Year of Mercy - An Explanation and Invitation
by: Fr. Erich Rutten
This past Spring, Pope Francis proclaimed that this coming year would be celebrated as a special jubilee “year of mercy”. This jubilee year officially began yesterday, December 8, the Solemnity of the Immaculate Conception and will extend till Sunday, November 20, the Feast of Christ the Universal King.
The purpose of such a year is to encourage deeper reflection, prayer, and action related to the reality of God’s great mercy for us and for the world. This year is a time for us all to experience God’s love and God’s mercy in new and deeper ways by asking to receive God’s mercy ourselves and acting to concretely share God’s mercy with others.
In introducing the Year, Pope Francis said, “We are called to look beyond, to focus on the heart in order to see how much generosity everyone is capable of. No one can be excluded from the mercy of God; everyone knows the way to access it and the Church is the house where everyone is welcomed and no one is rejected. Her doors remain wide open, so that those who are touched by grace may find the assurance of forgiveness. The greater the sin, the greater the love that must be shown by the Church to those who repent. With how much love Jesus looks at us! With how much love He heals our sinful heart! Our sins never scare Him.”

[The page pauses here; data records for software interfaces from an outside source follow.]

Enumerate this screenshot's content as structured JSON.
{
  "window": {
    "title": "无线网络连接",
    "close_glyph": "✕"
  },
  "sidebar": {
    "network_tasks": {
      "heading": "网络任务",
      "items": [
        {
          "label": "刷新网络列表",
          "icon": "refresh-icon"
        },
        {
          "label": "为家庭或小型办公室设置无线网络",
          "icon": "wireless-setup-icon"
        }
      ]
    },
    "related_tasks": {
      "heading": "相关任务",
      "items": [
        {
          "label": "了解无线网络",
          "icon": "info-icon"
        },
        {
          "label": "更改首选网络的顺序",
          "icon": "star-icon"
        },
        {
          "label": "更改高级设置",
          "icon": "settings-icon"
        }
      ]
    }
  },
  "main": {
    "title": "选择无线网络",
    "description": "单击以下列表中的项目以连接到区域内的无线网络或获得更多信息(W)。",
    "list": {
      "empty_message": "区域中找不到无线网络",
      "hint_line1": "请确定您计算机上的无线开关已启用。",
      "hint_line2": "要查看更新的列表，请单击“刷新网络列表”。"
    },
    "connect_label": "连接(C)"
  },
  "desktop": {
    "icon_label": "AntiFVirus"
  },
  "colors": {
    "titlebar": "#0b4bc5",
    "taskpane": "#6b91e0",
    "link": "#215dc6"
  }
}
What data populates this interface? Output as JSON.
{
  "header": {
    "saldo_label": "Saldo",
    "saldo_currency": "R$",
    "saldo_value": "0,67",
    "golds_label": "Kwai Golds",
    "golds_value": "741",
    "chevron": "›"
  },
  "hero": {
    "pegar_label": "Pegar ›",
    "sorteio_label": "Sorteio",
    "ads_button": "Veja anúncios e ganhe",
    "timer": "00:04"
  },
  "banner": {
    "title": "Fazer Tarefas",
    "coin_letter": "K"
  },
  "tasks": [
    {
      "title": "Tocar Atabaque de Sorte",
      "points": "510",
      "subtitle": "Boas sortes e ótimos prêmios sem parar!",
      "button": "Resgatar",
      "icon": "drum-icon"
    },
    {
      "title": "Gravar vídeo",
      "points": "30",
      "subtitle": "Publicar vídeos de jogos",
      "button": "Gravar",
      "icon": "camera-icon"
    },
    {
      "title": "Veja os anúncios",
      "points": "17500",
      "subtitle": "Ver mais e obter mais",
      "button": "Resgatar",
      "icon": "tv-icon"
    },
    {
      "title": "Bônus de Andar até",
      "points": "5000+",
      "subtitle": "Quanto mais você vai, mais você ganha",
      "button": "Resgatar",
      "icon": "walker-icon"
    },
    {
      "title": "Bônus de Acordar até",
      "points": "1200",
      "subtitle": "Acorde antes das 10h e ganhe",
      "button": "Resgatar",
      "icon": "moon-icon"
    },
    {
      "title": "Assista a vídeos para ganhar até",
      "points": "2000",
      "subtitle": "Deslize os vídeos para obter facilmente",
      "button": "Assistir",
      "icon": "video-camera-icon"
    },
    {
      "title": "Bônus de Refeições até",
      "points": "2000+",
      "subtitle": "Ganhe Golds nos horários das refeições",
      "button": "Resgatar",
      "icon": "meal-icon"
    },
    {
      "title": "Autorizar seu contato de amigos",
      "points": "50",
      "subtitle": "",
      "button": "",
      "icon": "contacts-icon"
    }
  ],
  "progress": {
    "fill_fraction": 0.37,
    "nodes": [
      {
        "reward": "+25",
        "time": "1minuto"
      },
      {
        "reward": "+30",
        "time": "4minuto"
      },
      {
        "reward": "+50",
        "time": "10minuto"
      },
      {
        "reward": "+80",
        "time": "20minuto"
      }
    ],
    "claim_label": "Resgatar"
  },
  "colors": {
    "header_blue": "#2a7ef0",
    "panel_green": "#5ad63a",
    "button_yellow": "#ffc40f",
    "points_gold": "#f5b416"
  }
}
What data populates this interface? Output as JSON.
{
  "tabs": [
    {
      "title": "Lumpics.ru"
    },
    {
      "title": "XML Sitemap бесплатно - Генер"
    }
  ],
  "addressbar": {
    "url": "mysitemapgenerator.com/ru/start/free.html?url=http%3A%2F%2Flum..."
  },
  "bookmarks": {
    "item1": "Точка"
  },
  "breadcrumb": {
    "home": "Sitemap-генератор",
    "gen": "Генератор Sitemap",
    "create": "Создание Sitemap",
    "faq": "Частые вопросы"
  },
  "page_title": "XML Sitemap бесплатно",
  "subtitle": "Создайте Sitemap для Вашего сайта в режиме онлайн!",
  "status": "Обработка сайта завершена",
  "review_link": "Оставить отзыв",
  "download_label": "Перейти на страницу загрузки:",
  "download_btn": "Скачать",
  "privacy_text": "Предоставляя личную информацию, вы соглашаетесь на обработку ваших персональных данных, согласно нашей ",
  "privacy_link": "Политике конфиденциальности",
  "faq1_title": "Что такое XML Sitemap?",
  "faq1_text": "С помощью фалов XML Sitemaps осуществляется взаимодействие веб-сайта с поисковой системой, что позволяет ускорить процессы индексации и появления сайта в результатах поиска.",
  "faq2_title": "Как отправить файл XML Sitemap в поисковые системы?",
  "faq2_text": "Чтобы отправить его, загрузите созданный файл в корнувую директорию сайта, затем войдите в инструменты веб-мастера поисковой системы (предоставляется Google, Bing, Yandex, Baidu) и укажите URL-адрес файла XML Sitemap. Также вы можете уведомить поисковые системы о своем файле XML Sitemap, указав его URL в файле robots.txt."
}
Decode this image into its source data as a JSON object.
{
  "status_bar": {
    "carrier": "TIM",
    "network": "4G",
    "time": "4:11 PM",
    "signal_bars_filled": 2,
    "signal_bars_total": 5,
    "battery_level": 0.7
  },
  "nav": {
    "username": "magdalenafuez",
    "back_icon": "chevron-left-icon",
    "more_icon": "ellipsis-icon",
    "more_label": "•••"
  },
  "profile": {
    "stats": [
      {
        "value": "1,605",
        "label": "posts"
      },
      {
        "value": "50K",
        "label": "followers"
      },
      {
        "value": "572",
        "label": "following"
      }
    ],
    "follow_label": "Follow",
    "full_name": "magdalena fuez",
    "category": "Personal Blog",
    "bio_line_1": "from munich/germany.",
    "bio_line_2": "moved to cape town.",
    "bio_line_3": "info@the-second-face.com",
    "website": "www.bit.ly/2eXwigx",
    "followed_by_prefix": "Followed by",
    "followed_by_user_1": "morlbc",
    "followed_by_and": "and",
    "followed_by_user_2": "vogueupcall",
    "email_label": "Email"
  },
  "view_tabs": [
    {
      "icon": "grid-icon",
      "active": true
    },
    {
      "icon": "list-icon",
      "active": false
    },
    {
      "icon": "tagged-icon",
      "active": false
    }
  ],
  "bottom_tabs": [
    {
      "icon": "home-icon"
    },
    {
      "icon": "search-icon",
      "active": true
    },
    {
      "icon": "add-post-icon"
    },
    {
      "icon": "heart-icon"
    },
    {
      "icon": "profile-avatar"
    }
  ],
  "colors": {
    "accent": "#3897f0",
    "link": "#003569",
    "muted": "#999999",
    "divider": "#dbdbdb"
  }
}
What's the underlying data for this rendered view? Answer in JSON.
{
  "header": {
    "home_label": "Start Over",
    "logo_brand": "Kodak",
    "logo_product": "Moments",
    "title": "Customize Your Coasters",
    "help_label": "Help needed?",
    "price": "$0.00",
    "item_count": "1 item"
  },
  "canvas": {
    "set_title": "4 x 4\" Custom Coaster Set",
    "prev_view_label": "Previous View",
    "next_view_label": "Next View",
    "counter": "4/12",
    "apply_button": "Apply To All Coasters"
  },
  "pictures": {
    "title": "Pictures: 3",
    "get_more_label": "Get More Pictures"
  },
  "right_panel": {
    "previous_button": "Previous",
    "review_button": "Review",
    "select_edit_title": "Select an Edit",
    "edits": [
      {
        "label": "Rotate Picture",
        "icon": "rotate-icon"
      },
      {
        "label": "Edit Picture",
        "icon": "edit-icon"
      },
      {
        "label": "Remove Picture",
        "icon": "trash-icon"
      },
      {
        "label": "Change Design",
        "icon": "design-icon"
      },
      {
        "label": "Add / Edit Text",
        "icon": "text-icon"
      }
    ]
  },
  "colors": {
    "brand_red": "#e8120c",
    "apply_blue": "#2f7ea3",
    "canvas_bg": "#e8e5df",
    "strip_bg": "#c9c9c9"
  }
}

For more information you can visit the official website: http://www.iubilaeummisericordiae.va/content/gdm/en.html
This video explains a bit more: https://www.youtube.com/watch?v=R0nKv086aBw
Here in Campus Ministry, we hope to engage in a variety of activities to support our celebration of the Year of Mercy. These include additional opportunities to celebrate the sacrament of reconciliation and times for Eucharistic adoration. We are looking at organizing a mini-pilgrimage to the Cathedral to go through the Holy Door. We hope to offer a series of movie-nights to explore themes of mercy in movies. Our VIA and VISION programs, which are all about offering mercy in service to others, will reflect on various understandings of justice and mercy.
Finally, we will be asking a variety of people from across the University community to share reflections on God’s mercy from various faith perspectives; whether Muslim, Jewish, Buddhist, Hindu, or Native American. Others who write for us might share a particularly strong personal experience they’ve had of mercy. If you are interested in writing a reflection, please contact Colleen Murphy.
Please join us in exploring God’s Mercy this year!
-Fr. Erich Rutten